═══ Materials provided ═══
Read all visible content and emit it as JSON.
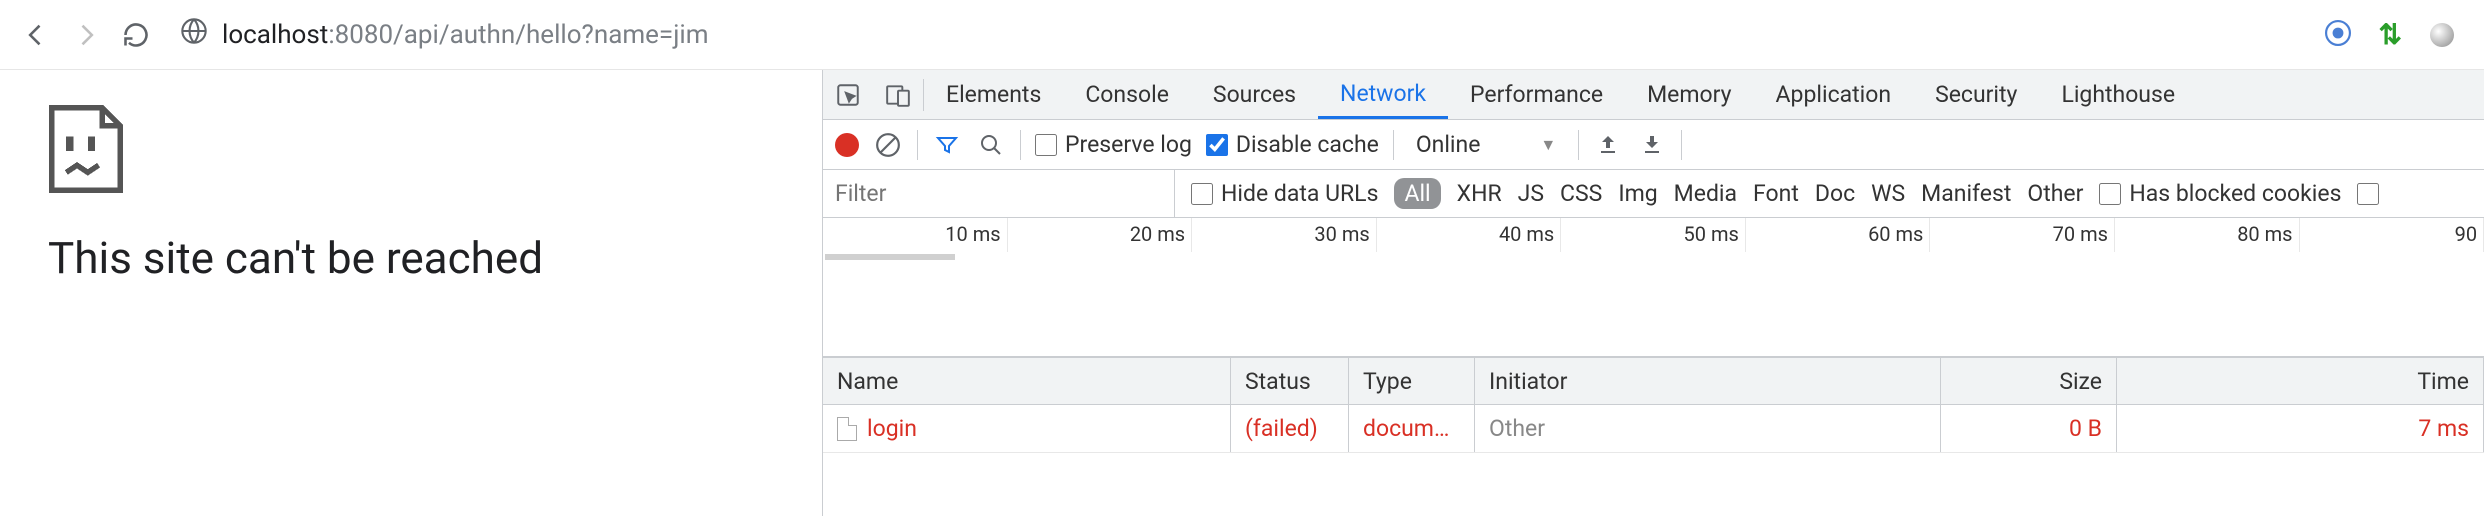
{
  "address": {
    "host": "localhost",
    "rest": ":8080/api/authn/hello?name=jim"
  },
  "page": {
    "title_partial": "This site can't be reached"
  },
  "devtools_tabs": [
    "Elements",
    "Console",
    "Sources",
    "Network",
    "Performance",
    "Memory",
    "Application",
    "Security",
    "Lighthouse"
  ],
  "devtools_active_tab": "Network",
  "net_toolbar": {
    "preserve_log": "Preserve log",
    "disable_cache": "Disable cache",
    "throttle": "Online"
  },
  "filter": {
    "placeholder": "Filter",
    "hide_urls": "Hide data URLs",
    "types": [
      "All",
      "XHR",
      "JS",
      "CSS",
      "Img",
      "Media",
      "Font",
      "Doc",
      "WS",
      "Manifest",
      "Other"
    ],
    "has_blocked": "Has blocked cookies"
  },
  "timeline_ticks": [
    "10 ms",
    "20 ms",
    "30 ms",
    "40 ms",
    "50 ms",
    "60 ms",
    "70 ms",
    "80 ms",
    "90"
  ],
  "req_columns": [
    "Name",
    "Status",
    "Type",
    "Initiator",
    "Size",
    "Time"
  ],
  "requests": [
    {
      "name": "login",
      "status": "(failed)",
      "type": "docum…",
      "initiator": "Other",
      "size": "0 B",
      "time": "7 ms",
      "failed": true
    }
  ]
}
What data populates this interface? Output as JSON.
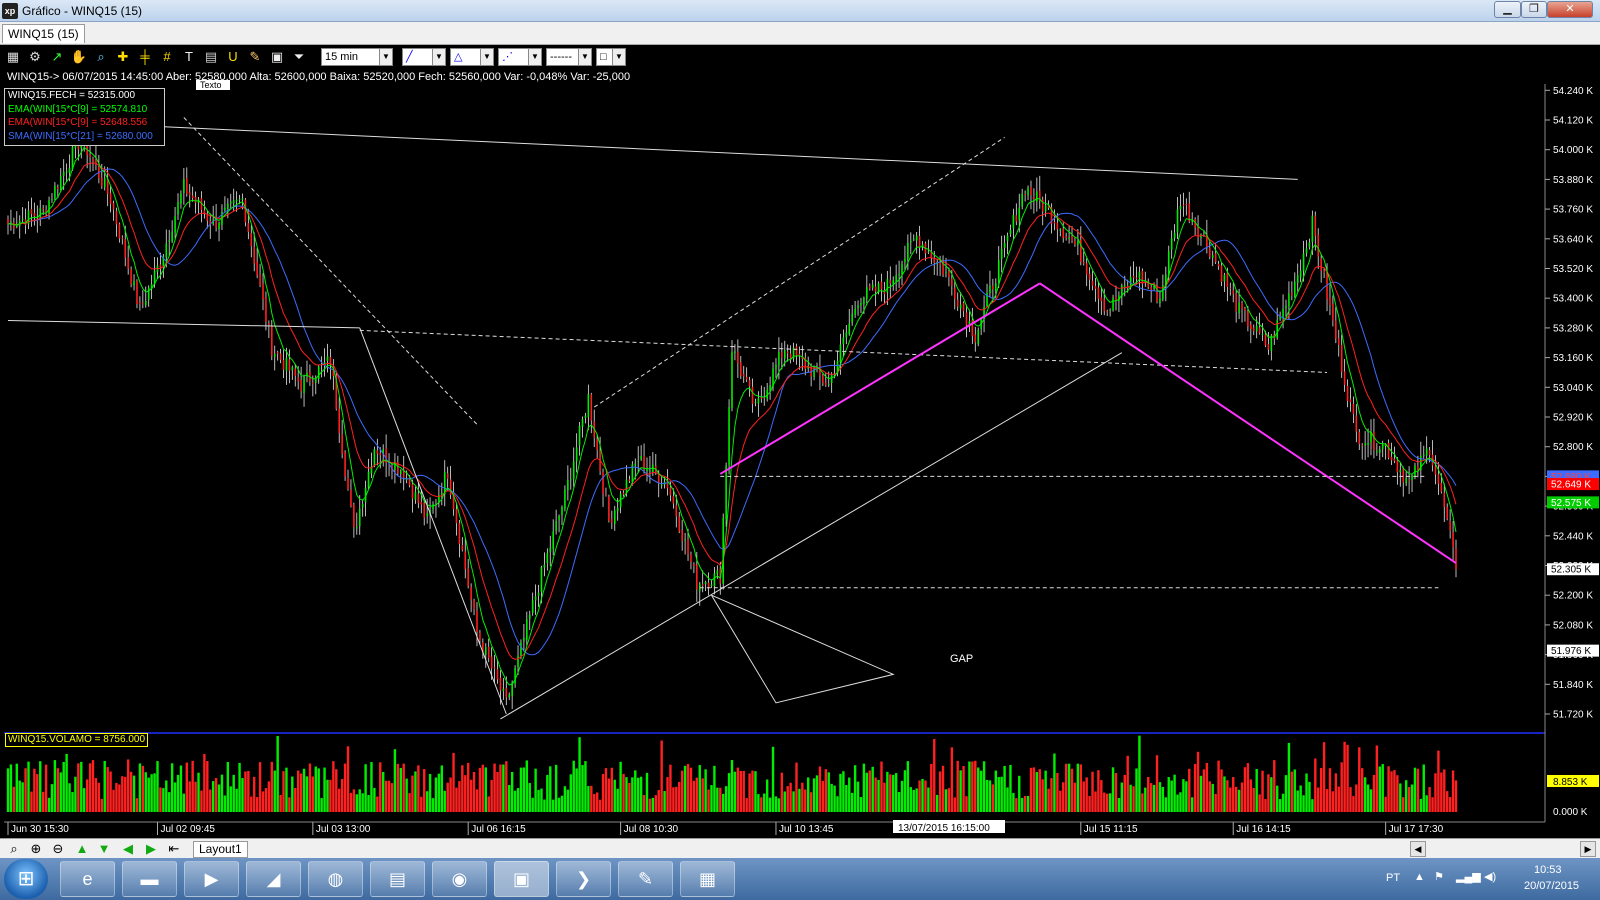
{
  "window": {
    "title": "Gráfico - WINQ15 (15)",
    "app_icon": "xp",
    "min_label": "▁",
    "max_label": "❐",
    "close_label": "✕"
  },
  "tab": {
    "label": "WINQ15 (15)"
  },
  "toolbar": {
    "interval": "15 min",
    "line_style": "------"
  },
  "info_line": "WINQ15-> 06/07/2015 14:45:00 Aber: 52580,000 Alta: 52600,000 Baixa: 52520,000 Fech: 52560,000 Var: -0,048% Var: -25,000",
  "texto_label": "Texto",
  "legend": [
    {
      "text": "WINQ15.FECH = 52315.000",
      "color": "#ffffff"
    },
    {
      "text": "EMA(WIN[15*C[9] = 52574.810",
      "color": "#00ff00"
    },
    {
      "text": "EMA(WIN[15*C[9] = 52648.556",
      "color": "#ff2020"
    },
    {
      "text": "SMA(WIN[15*C[21] = 52680.000",
      "color": "#3c6cff"
    }
  ],
  "annotations": {
    "gap": "GAP"
  },
  "price_axis": {
    "ticks": [
      "54.240 K",
      "54.120 K",
      "54.000 K",
      "53.880 K",
      "53.760 K",
      "53.640 K",
      "53.520 K",
      "53.400 K",
      "53.280 K",
      "53.160 K",
      "53.040 K",
      "52.920 K",
      "52.800 K",
      "52.680 K",
      "52.560 K",
      "52.440 K",
      "52.320 K",
      "52.200 K",
      "52.080 K",
      "51.960 K",
      "51.840 K",
      "51.720 K"
    ],
    "tick_values": [
      54240,
      54120,
      54000,
      53880,
      53760,
      53640,
      53520,
      53400,
      53280,
      53160,
      53040,
      52920,
      52800,
      52680,
      52560,
      52440,
      52320,
      52200,
      52080,
      51960,
      51840,
      51720
    ],
    "markers": [
      {
        "label": "52.680 K",
        "value": 52680,
        "color": "#3c6cff",
        "text_color": "#ff4040"
      },
      {
        "label": "52.649 K",
        "value": 52649,
        "color": "#ff0000",
        "text_color": "#ffffff"
      },
      {
        "label": "52.575 K",
        "value": 52575,
        "color": "#00cc00",
        "text_color": "#ffffff"
      },
      {
        "label": "52.305 K",
        "value": 52305,
        "color": "#ffffff",
        "text_color": "#000000"
      },
      {
        "label": "51.976 K",
        "value": 51976,
        "color": "#ffffff",
        "text_color": "#000000"
      }
    ]
  },
  "volume": {
    "legend": "WINQ15.VOLAMO = 8756.000",
    "marker": "8.853 K",
    "zero": "0.000 K"
  },
  "time_axis": {
    "labels": [
      "Jun 30 15:30",
      "Jul 02 09:45",
      "Jul 03 13:00",
      "Jul 06 16:15",
      "Jul 08 10:30",
      "Jul 10 13:45",
      "Jul 15 11:15",
      "Jul 16 14:15",
      "Jul 17 17:30"
    ],
    "cursor_label": "13/07/2015 16:15:00"
  },
  "statusbar": {
    "layout_tab": "Layout1"
  },
  "tray": {
    "lang": "PT",
    "time": "10:53",
    "date": "20/07/2015"
  },
  "chart_data": {
    "type": "candlestick",
    "symbol": "WINQ15",
    "interval": "15 min",
    "ylim": [
      51680,
      54300
    ],
    "series": [
      {
        "name": "WINQ15.FECH",
        "last": 52315
      },
      {
        "name": "EMA(WIN[15*C[9]",
        "last": 52574.81
      },
      {
        "name": "EMA(WIN[15*C[9]",
        "last": 52648.556
      },
      {
        "name": "SMA(WIN[15*C[21]",
        "last": 52680
      }
    ],
    "close_keypoints": [
      {
        "i": 0,
        "v": 53700
      },
      {
        "i": 12,
        "v": 53750
      },
      {
        "i": 25,
        "v": 54050
      },
      {
        "i": 35,
        "v": 53800
      },
      {
        "i": 45,
        "v": 53350
      },
      {
        "i": 52,
        "v": 53550
      },
      {
        "i": 60,
        "v": 53850
      },
      {
        "i": 70,
        "v": 53700
      },
      {
        "i": 80,
        "v": 53800
      },
      {
        "i": 90,
        "v": 53200
      },
      {
        "i": 100,
        "v": 53050
      },
      {
        "i": 110,
        "v": 53150
      },
      {
        "i": 118,
        "v": 52450
      },
      {
        "i": 125,
        "v": 52800
      },
      {
        "i": 135,
        "v": 52700
      },
      {
        "i": 143,
        "v": 52500
      },
      {
        "i": 150,
        "v": 52700
      },
      {
        "i": 160,
        "v": 52050
      },
      {
        "i": 170,
        "v": 51760
      },
      {
        "i": 180,
        "v": 52200
      },
      {
        "i": 190,
        "v": 52600
      },
      {
        "i": 198,
        "v": 53000
      },
      {
        "i": 205,
        "v": 52500
      },
      {
        "i": 215,
        "v": 52750
      },
      {
        "i": 225,
        "v": 52650
      },
      {
        "i": 235,
        "v": 52250
      },
      {
        "i": 243,
        "v": 52280
      },
      {
        "i": 247,
        "v": 53200
      },
      {
        "i": 255,
        "v": 52950
      },
      {
        "i": 265,
        "v": 53200
      },
      {
        "i": 280,
        "v": 53050
      },
      {
        "i": 290,
        "v": 53400
      },
      {
        "i": 300,
        "v": 53450
      },
      {
        "i": 310,
        "v": 53650
      },
      {
        "i": 320,
        "v": 53500
      },
      {
        "i": 330,
        "v": 53250
      },
      {
        "i": 340,
        "v": 53600
      },
      {
        "i": 347,
        "v": 53850
      },
      {
        "i": 355,
        "v": 53750
      },
      {
        "i": 365,
        "v": 53600
      },
      {
        "i": 375,
        "v": 53350
      },
      {
        "i": 385,
        "v": 53500
      },
      {
        "i": 393,
        "v": 53400
      },
      {
        "i": 400,
        "v": 53800
      },
      {
        "i": 410,
        "v": 53600
      },
      {
        "i": 420,
        "v": 53350
      },
      {
        "i": 430,
        "v": 53200
      },
      {
        "i": 440,
        "v": 53500
      },
      {
        "i": 445,
        "v": 53700
      },
      {
        "i": 452,
        "v": 53300
      },
      {
        "i": 460,
        "v": 52850
      },
      {
        "i": 470,
        "v": 52800
      },
      {
        "i": 478,
        "v": 52650
      },
      {
        "i": 485,
        "v": 52800
      },
      {
        "i": 490,
        "v": 52550
      },
      {
        "i": 494,
        "v": 52305
      }
    ]
  }
}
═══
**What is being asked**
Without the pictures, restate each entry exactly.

**Written response**
Read all visible content and emit it as JSON.
{
  "address": {
    "host": "localhost",
    "rest": ":8080/api/authn/hello?name=jim"
  },
  "page": {
    "title_partial": "This site can't be reached"
  },
  "devtools_tabs": [
    "Elements",
    "Console",
    "Sources",
    "Network",
    "Performance",
    "Memory",
    "Application",
    "Security",
    "Lighthouse"
  ],
  "devtools_active_tab": "Network",
  "net_toolbar": {
    "preserve_log": "Preserve log",
    "disable_cache": "Disable cache",
    "throttle": "Online"
  },
  "filter": {
    "placeholder": "Filter",
    "hide_urls": "Hide data URLs",
    "types": [
      "All",
      "XHR",
      "JS",
      "CSS",
      "Img",
      "Media",
      "Font",
      "Doc",
      "WS",
      "Manifest",
      "Other"
    ],
    "has_blocked": "Has blocked cookies"
  },
  "timeline_ticks": [
    "10 ms",
    "20 ms",
    "30 ms",
    "40 ms",
    "50 ms",
    "60 ms",
    "70 ms",
    "80 ms",
    "90"
  ],
  "req_columns": [
    "Name",
    "Status",
    "Type",
    "Initiator",
    "Size",
    "Time"
  ],
  "requests": [
    {
      "name": "login",
      "status": "(failed)",
      "type": "docum…",
      "initiator": "Other",
      "size": "0 B",
      "time": "7 ms",
      "failed": true
    }
  ]
}
What data populates this interface? Output as JSON.
{
  "window": {
    "title": "Gráfico - WINQ15 (15)",
    "app_icon": "xp",
    "min_label": "▁",
    "max_label": "❐",
    "close_label": "✕"
  },
  "tab": {
    "label": "WINQ15 (15)"
  },
  "toolbar": {
    "interval": "15 min",
    "line_style": "------"
  },
  "info_line": "WINQ15-> 06/07/2015 14:45:00 Aber: 52580,000 Alta: 52600,000 Baixa: 52520,000 Fech: 52560,000 Var: -0,048% Var: -25,000",
  "texto_label": "Texto",
  "legend": [
    {
      "text": "WINQ15.FECH = 52315.000",
      "color": "#ffffff"
    },
    {
      "text": "EMA(WIN[15*C[9] = 52574.810",
      "color": "#00ff00"
    },
    {
      "text": "EMA(WIN[15*C[9] = 52648.556",
      "color": "#ff2020"
    },
    {
      "text": "SMA(WIN[15*C[21] = 52680.000",
      "color": "#3c6cff"
    }
  ],
  "annotations": {
    "gap": "GAP"
  },
  "price_axis": {
    "ticks": [
      "54.240 K",
      "54.120 K",
      "54.000 K",
      "53.880 K",
      "53.760 K",
      "53.640 K",
      "53.520 K",
      "53.400 K",
      "53.280 K",
      "53.160 K",
      "53.040 K",
      "52.920 K",
      "52.800 K",
      "52.680 K",
      "52.560 K",
      "52.440 K",
      "52.320 K",
      "52.200 K",
      "52.080 K",
      "51.960 K",
      "51.840 K",
      "51.720 K"
    ],
    "tick_values": [
      54240,
      54120,
      54000,
      53880,
      53760,
      53640,
      53520,
      53400,
      53280,
      53160,
      53040,
      52920,
      52800,
      52680,
      52560,
      52440,
      52320,
      52200,
      52080,
      51960,
      51840,
      51720
    ],
    "markers": [
      {
        "label": "52.680 K",
        "value": 52680,
        "color": "#3c6cff",
        "text_color": "#ff4040"
      },
      {
        "label": "52.649 K",
        "value": 52649,
        "color": "#ff0000",
        "text_color": "#ffffff"
      },
      {
        "label": "52.575 K",
        "value": 52575,
        "color": "#00cc00",
        "text_color": "#ffffff"
      },
      {
        "label": "52.305 K",
        "value": 52305,
        "color": "#ffffff",
        "text_color": "#000000"
      },
      {
        "label": "51.976 K",
        "value": 51976,
        "color": "#ffffff",
        "text_color": "#000000"
      }
    ]
  },
  "volume": {
    "legend": "WINQ15.VOLAMO = 8756.000",
    "marker": "8.853 K",
    "zero": "0.000 K"
  },
  "time_axis": {
    "labels": [
      "Jun 30 15:30",
      "Jul 02 09:45",
      "Jul 03 13:00",
      "Jul 06 16:15",
      "Jul 08 10:30",
      "Jul 10 13:45",
      "Jul 15 11:15",
      "Jul 16 14:15",
      "Jul 17 17:30"
    ],
    "cursor_label": "13/07/2015 16:15:00"
  },
  "statusbar": {
    "layout_tab": "Layout1"
  },
  "tray": {
    "lang": "PT",
    "time": "10:53",
    "date": "20/07/2015"
  },
  "chart_data": {
    "type": "candlestick",
    "symbol": "WINQ15",
    "interval": "15 min",
    "ylim": [
      51680,
      54300
    ],
    "series": [
      {
        "name": "WINQ15.FECH",
        "last": 52315
      },
      {
        "name": "EMA(WIN[15*C[9]",
        "last": 52574.81
      },
      {
        "name": "EMA(WIN[15*C[9]",
        "last": 52648.556
      },
      {
        "name": "SMA(WIN[15*C[21]",
        "last": 52680
      }
    ],
    "close_keypoints": [
      {
        "i": 0,
        "v": 53700
      },
      {
        "i": 12,
        "v": 53750
      },
      {
        "i": 25,
        "v": 54050
      },
      {
        "i": 35,
        "v": 53800
      },
      {
        "i": 45,
        "v": 53350
      },
      {
        "i": 52,
        "v": 53550
      },
      {
        "i": 60,
        "v": 53850
      },
      {
        "i": 70,
        "v": 53700
      },
      {
        "i": 80,
        "v": 53800
      },
      {
        "i": 90,
        "v": 53200
      },
      {
        "i": 100,
        "v": 53050
      },
      {
        "i": 110,
        "v": 53150
      },
      {
        "i": 118,
        "v": 52450
      },
      {
        "i": 125,
        "v": 52800
      },
      {
        "i": 135,
        "v": 52700
      },
      {
        "i": 143,
        "v": 52500
      },
      {
        "i": 150,
        "v": 52700
      },
      {
        "i": 160,
        "v": 52050
      },
      {
        "i": 170,
        "v": 51760
      },
      {
        "i": 180,
        "v": 52200
      },
      {
        "i": 190,
        "v": 52600
      },
      {
        "i": 198,
        "v": 53000
      },
      {
        "i": 205,
        "v": 52500
      },
      {
        "i": 215,
        "v": 52750
      },
      {
        "i": 225,
        "v": 52650
      },
      {
        "i": 235,
        "v": 52250
      },
      {
        "i": 243,
        "v": 52280
      },
      {
        "i": 247,
        "v": 53200
      },
      {
        "i": 255,
        "v": 52950
      },
      {
        "i": 265,
        "v": 53200
      },
      {
        "i": 280,
        "v": 53050
      },
      {
        "i": 290,
        "v": 53400
      },
      {
        "i": 300,
        "v": 53450
      },
      {
        "i": 310,
        "v": 53650
      },
      {
        "i": 320,
        "v": 53500
      },
      {
        "i": 330,
        "v": 53250
      },
      {
        "i": 340,
        "v": 53600
      },
      {
        "i": 347,
        "v": 53850
      },
      {
        "i": 355,
        "v": 53750
      },
      {
        "i": 365,
        "v": 53600
      },
      {
        "i": 375,
        "v": 53350
      },
      {
        "i": 385,
        "v": 53500
      },
      {
        "i": 393,
        "v": 53400
      },
      {
        "i": 400,
        "v": 53800
      },
      {
        "i": 410,
        "v": 53600
      },
      {
        "i": 420,
        "v": 53350
      },
      {
        "i": 430,
        "v": 53200
      },
      {
        "i": 440,
        "v": 53500
      },
      {
        "i": 445,
        "v": 53700
      },
      {
        "i": 452,
        "v": 53300
      },
      {
        "i": 460,
        "v": 52850
      },
      {
        "i": 470,
        "v": 52800
      },
      {
        "i": 478,
        "v": 52650
      },
      {
        "i": 485,
        "v": 52800
      },
      {
        "i": 490,
        "v": 52550
      },
      {
        "i": 494,
        "v": 52305
      }
    ]
  }
}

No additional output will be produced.